[AIM OF THE EXERCISE]
Repeat exactly the lines from the one containing "What's the underlying" through the last line of the records below, both included, and nothing else.
(LISTED RECORDS Opens)
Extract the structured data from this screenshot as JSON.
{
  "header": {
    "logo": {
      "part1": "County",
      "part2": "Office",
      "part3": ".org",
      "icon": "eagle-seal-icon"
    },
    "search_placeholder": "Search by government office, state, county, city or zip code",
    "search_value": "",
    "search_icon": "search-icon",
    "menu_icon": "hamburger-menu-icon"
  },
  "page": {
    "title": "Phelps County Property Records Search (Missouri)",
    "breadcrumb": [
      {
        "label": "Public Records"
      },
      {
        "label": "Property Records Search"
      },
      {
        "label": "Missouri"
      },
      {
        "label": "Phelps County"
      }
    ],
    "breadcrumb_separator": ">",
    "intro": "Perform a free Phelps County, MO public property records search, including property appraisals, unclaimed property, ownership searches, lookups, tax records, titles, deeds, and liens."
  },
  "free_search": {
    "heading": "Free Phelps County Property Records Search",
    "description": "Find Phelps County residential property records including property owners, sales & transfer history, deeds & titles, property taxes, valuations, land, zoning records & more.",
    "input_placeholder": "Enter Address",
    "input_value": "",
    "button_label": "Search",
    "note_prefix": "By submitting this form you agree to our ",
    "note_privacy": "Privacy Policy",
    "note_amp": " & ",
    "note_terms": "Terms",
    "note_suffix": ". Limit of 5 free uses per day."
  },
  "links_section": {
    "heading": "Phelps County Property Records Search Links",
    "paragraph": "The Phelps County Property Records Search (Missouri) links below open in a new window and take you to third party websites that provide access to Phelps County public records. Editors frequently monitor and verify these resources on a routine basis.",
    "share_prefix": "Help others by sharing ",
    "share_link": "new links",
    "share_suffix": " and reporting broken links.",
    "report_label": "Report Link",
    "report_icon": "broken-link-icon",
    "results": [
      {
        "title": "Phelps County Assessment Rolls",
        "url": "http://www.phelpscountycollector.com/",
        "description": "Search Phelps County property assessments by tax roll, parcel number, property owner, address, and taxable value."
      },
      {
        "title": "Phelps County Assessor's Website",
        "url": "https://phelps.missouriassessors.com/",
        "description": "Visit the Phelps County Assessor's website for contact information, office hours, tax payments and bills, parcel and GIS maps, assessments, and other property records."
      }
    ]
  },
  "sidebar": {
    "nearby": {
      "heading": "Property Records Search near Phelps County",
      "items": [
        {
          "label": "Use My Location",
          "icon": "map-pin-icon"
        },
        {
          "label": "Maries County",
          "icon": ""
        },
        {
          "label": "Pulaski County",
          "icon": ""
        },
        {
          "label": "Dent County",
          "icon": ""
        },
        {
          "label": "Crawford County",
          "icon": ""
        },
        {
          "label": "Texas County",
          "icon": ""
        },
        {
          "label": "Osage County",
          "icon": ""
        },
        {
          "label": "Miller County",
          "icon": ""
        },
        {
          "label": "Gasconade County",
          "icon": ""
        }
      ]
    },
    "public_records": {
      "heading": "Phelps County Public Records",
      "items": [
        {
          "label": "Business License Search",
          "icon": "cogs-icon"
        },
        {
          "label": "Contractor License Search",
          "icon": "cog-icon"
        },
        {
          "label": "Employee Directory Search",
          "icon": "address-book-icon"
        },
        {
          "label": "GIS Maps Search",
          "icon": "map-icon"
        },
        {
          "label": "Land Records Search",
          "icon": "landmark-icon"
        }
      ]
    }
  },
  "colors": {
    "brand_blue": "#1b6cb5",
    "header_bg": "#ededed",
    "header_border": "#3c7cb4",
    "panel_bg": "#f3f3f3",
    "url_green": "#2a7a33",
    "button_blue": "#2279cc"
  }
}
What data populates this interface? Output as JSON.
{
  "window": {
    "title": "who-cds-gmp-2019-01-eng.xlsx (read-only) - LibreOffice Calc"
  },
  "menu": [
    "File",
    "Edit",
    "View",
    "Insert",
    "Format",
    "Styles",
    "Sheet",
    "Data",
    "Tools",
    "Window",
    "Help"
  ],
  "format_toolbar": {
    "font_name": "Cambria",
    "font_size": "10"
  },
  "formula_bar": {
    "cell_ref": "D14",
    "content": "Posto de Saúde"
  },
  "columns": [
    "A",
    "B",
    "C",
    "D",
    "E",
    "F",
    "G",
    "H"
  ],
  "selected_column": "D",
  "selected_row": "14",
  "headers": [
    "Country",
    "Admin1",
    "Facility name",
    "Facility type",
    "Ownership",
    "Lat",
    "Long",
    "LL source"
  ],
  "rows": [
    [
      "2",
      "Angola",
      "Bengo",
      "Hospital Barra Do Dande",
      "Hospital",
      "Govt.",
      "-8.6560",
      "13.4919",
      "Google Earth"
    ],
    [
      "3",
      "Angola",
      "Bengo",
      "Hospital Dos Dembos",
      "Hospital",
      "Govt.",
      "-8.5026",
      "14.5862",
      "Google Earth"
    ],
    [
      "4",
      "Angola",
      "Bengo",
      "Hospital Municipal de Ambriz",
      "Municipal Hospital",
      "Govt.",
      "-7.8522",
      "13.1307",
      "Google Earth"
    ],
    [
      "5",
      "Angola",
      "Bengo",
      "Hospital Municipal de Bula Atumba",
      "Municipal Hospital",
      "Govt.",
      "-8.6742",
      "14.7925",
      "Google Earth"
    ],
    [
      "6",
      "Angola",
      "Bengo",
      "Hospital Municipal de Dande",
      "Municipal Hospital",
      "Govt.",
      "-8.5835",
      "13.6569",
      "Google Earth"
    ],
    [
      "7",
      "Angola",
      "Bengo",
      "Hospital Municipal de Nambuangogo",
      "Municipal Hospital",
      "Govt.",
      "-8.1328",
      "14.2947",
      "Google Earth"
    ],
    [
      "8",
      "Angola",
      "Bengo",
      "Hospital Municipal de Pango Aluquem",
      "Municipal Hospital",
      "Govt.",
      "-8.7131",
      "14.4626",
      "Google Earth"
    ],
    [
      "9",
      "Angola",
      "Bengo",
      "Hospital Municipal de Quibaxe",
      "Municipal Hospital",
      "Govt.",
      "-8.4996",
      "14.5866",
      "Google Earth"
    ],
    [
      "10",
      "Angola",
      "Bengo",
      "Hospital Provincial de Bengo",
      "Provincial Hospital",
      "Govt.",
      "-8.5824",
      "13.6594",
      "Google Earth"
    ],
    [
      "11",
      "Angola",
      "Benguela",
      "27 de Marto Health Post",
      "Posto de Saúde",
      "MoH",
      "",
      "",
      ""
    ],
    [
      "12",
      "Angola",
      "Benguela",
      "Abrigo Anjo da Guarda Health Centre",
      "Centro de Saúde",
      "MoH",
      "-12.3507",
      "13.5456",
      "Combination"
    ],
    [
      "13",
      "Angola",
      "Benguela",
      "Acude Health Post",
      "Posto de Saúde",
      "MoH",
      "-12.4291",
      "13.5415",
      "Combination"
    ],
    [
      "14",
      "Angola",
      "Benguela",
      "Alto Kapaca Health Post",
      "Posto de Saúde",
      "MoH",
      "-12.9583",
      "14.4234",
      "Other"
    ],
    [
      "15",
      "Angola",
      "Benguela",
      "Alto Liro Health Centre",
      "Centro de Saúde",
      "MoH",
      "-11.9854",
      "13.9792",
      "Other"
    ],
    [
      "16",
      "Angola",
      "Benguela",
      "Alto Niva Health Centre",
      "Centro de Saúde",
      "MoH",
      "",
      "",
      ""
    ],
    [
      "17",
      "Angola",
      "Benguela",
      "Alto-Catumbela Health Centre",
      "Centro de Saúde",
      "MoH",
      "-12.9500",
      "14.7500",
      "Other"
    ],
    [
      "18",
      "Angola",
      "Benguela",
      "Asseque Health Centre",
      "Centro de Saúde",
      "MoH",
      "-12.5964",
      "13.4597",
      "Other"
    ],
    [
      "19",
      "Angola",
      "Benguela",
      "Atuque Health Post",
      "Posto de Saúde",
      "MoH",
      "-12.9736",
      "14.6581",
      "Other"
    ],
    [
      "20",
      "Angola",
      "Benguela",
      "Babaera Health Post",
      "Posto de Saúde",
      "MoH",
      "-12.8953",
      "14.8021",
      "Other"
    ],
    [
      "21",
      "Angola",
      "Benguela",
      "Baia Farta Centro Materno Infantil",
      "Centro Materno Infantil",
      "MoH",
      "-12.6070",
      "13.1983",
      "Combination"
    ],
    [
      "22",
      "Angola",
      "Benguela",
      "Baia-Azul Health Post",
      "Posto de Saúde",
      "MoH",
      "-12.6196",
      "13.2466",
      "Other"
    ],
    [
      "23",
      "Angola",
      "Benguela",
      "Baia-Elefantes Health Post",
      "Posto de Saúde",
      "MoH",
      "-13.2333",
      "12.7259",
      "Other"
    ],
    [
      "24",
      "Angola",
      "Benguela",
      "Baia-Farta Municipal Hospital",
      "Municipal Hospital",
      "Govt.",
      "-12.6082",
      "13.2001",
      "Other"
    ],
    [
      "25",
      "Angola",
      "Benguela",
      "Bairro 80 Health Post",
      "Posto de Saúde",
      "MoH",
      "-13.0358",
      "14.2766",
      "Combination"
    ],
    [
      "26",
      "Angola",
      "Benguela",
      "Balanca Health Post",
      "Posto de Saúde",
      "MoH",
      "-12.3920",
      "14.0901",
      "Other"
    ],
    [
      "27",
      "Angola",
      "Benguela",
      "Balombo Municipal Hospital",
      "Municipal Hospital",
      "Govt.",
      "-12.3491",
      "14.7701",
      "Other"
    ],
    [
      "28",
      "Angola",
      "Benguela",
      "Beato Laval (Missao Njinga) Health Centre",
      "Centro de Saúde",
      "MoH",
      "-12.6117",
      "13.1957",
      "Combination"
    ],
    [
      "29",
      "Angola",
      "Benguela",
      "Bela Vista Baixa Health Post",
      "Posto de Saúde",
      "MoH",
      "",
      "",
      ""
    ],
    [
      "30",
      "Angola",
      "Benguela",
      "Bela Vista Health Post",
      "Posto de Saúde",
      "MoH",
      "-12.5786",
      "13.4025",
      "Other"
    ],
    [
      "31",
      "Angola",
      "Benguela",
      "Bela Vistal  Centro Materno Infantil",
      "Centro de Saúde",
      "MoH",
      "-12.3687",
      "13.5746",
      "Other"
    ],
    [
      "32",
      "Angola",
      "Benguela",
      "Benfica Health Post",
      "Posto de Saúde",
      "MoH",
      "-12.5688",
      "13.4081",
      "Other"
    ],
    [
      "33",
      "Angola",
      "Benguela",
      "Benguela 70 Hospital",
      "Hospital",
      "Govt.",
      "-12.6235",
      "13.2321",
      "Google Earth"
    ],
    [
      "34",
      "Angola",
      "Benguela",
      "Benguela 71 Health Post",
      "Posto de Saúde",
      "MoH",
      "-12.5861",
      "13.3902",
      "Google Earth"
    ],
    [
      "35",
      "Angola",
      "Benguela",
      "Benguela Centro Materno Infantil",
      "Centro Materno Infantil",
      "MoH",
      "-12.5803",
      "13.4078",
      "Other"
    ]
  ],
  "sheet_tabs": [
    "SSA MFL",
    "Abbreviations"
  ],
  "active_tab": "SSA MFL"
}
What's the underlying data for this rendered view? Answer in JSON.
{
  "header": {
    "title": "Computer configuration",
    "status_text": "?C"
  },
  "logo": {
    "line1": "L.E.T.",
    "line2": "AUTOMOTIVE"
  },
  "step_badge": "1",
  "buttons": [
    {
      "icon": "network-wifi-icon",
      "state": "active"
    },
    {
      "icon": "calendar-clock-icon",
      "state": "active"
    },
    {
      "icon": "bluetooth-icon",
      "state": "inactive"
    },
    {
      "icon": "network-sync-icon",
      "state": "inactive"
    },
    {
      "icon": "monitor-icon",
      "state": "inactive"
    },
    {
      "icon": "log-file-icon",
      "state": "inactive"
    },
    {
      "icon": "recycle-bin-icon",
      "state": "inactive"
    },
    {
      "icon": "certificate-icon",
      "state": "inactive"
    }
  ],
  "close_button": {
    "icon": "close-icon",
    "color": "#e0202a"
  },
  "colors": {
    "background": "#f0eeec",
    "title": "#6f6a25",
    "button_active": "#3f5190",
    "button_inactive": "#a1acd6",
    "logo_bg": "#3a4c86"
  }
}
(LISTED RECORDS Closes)
[RESPONSE BOX]
What's the underlying data for this rendered view? Answer in JSON.
{
  "header": {
    "title": "Computer configuration",
    "status_text": "?C"
  },
  "logo": {
    "line1": "L.E.T.",
    "line2": "AUTOMOTIVE"
  },
  "step_badge": "1",
  "buttons": [
    {
      "icon": "network-wifi-icon",
      "state": "active"
    },
    {
      "icon": "calendar-clock-icon",
      "state": "active"
    },
    {
      "icon": "bluetooth-icon",
      "state": "inactive"
    },
    {
      "icon": "network-sync-icon",
      "state": "inactive"
    },
    {
      "icon": "monitor-icon",
      "state": "inactive"
    },
    {
      "icon": "log-file-icon",
      "state": "inactive"
    },
    {
      "icon": "recycle-bin-icon",
      "state": "inactive"
    },
    {
      "icon": "certificate-icon",
      "state": "inactive"
    }
  ],
  "close_button": {
    "icon": "close-icon",
    "color": "#e0202a"
  },
  "colors": {
    "background": "#f0eeec",
    "title": "#6f6a25",
    "button_active": "#3f5190",
    "button_inactive": "#a1acd6",
    "logo_bg": "#3a4c86"
  }
}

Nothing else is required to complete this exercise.